    In this particular case, WotC seem to realize this quantitative 'feature,' and acknowledge it as part of their design -- hence the (optional) notion of "innate bonus," where a character gets pseudo-magic-weapon-like addons to hit, to defense, etc., as he/she levels up. Doesn't seem like a satisfying fix, but at least there is awareness.

  2. But perhaps you were referring more to qualitative game-world characteristics, rather than quant mechanics.

    I admit I've never been fully comfortable with "simulating" the macroeconomic-cultural effects of a magic-rich fantasy world.

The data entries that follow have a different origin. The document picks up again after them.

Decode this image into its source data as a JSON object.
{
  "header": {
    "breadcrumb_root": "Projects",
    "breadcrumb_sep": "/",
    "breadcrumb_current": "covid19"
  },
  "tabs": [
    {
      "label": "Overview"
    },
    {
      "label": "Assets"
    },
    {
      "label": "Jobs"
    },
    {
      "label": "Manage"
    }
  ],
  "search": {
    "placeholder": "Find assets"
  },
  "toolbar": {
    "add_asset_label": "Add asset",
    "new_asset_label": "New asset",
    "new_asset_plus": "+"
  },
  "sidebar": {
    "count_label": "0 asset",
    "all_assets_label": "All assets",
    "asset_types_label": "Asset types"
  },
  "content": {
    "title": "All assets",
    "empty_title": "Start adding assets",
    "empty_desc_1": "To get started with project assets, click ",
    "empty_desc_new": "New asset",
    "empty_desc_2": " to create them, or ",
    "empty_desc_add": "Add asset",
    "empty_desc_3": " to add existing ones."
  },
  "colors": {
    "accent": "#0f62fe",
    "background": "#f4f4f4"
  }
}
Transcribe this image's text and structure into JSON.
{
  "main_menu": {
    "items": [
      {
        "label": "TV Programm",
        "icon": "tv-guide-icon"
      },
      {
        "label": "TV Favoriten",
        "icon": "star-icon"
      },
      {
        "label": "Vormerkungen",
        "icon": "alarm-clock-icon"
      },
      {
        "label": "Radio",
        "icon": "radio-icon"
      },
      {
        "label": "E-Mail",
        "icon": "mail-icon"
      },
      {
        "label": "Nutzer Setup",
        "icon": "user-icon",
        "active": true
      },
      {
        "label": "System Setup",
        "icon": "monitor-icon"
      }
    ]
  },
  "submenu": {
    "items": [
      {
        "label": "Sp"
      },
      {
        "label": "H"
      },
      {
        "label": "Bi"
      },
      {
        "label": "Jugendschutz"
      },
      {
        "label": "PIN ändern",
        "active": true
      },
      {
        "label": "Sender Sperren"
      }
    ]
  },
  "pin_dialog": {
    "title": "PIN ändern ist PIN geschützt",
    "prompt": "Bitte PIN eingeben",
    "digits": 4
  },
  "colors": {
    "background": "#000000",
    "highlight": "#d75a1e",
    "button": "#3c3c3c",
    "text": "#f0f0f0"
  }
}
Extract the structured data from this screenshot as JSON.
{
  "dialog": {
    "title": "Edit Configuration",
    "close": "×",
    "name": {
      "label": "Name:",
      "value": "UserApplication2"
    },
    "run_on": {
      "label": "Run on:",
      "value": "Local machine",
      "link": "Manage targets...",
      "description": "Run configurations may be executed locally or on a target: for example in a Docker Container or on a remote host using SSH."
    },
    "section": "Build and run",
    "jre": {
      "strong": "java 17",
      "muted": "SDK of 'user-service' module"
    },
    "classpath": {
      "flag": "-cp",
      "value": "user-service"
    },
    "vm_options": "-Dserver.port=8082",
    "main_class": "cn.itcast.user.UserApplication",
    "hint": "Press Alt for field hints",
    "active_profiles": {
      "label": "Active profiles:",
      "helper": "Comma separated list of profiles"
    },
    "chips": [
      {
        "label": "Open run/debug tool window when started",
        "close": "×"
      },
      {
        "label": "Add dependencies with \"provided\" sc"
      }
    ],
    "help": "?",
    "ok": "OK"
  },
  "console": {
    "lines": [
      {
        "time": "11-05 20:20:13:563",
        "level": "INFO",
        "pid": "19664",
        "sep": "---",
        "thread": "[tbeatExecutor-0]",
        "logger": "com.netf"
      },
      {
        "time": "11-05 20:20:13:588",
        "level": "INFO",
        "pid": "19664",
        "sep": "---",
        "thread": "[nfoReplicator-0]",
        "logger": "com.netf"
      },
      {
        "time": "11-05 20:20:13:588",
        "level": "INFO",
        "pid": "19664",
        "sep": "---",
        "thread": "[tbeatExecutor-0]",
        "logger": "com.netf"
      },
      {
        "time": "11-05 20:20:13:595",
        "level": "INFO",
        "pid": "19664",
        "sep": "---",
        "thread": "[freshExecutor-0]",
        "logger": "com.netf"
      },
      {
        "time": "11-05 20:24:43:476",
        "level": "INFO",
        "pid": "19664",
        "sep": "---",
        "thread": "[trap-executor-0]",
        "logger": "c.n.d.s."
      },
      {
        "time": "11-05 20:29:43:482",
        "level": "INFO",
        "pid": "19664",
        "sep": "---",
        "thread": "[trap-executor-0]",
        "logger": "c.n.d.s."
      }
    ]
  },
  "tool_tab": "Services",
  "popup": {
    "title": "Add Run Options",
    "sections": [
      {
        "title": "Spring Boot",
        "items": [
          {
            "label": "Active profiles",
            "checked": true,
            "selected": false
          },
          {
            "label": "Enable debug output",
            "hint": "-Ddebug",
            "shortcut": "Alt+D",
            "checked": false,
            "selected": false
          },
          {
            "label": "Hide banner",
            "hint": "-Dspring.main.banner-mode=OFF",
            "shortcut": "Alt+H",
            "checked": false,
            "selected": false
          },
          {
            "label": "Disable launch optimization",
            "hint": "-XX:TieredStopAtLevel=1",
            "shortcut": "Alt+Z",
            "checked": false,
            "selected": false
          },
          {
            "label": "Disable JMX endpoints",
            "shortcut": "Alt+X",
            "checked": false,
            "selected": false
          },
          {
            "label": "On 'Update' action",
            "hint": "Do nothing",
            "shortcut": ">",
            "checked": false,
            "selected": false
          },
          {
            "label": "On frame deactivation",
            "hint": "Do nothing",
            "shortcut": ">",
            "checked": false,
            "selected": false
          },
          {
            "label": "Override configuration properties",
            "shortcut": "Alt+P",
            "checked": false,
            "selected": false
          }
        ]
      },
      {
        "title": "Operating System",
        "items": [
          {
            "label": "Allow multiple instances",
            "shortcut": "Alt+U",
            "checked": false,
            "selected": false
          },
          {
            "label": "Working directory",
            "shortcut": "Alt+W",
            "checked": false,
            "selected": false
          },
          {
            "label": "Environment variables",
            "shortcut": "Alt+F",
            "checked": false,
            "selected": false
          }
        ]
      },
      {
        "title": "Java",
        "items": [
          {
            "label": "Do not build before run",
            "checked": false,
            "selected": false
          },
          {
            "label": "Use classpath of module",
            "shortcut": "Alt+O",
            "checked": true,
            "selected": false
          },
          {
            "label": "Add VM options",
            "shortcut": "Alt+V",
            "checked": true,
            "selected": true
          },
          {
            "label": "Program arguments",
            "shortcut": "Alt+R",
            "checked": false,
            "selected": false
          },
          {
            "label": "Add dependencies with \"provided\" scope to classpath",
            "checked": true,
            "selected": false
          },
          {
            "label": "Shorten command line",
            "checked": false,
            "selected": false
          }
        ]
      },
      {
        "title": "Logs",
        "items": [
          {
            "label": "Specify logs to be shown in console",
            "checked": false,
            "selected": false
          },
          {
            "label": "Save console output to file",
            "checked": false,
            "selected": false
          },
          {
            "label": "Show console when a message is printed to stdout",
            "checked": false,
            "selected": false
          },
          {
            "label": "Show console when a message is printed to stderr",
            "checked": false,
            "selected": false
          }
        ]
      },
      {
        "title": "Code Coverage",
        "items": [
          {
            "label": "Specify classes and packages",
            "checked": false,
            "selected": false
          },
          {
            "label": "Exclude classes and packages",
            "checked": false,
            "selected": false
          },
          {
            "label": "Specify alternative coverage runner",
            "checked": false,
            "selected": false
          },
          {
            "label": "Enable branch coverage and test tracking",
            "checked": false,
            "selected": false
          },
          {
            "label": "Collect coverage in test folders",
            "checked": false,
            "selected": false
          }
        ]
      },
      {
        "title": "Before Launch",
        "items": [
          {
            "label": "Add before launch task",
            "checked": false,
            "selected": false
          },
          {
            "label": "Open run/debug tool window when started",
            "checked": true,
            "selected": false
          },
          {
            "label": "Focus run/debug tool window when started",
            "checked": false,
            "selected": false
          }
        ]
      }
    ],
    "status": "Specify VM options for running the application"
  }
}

    One starts with the flying carpets and airborne palaces of Aladdin and Scheherazade, which is pleasing to the imagination; one ends up with the 1930s Weimar Republic (where loaves of bread became valueless, or, conversely, infinitely valuable, because 'currency' and 'sustenance goods' had become irreparably disjoint from one another), or, worse, Resident Evil's Umbrella Corporation (where the "godlike innovators" have "won," and there's effectively nothing left outside their massive holdings).

    Maybe I'm impressing too much real-world economy/belligerence onto the system -- from my personal vantage point, I don't see how "infinite snap-your-fingers prosperity" can continue forever without cataclysmic explosion(s) or paradigm-changing invention(s) periodically wiping the slate clean.

    So I've almost completely danced around the question. =)

    Some "positive" models of magic on the economy seem to be Star Trek: the Next Generation (wherein citizens strive to "better themselves" rather than "accrue techno-magical power," though inter-species conflicts do still surface concerning the use of said techno-magical powers), and, more intriguingly, Gibson/Sterling's _Difference Engine_ novel, depicting an alt-historic Britain wherein Byron/Newton/Babbage's great clockwork calculator-machine has become the commodity and global standard -- "Chancellor, we require three thousand yards [of temporary use of Babbage-counting-gears] for our wartime ship-building efforts," "Chancellor, the [surveillance-of-the-people] program you suggest will require one hundred thousand yards, more than have ever been constructed in the history of the Empire."

    I think THIS (Babbage-gear) model is sort of interesting, because it more readily translates into a liquid techno-magical "currency." Nation X has 350 magicians, and can thus generate roughly 2450 "dweomer-force units" in a given day, 900,000 in a year. Nation Y has 220 magicians, but they exist in a constant drug-stimulated state such that they can stay awake and conjure longer, yielding 1980 units per day, and 722,000 per year.

    Lest this sound too much like an economics lecture, consider the broader implications of this. Perhaps Nation X steals Nation Y's drug-stimulant formulae, boosting their own magicians' capacity. Perhaps a caste system of magicians ("the pure" versus "the lotus-eaters") emerges, with revolutionary consequences. Perhaps human magicians become resistant/tolerant to the drug-stimulant, such that their magic abilities wane. Or perhaps over-harvesting of the drug-stimulant flower causes the natural ecosystem to fall out of balance, which in turn dampens all spellcaster abilities by 65%. Imagine, THEN, the impacts on our 1930 Weimar and Star-Trek civilizations, as citizens can no longer 'replicate clothing' or create foodstuffs.

  3. Keep in mind that limits largely depend on circumstances. You may have no limits on your magic, but the society outside is likely lacking a few things. Think of what a city watch could do with numerous Sleeps in the case of a riot or uprising.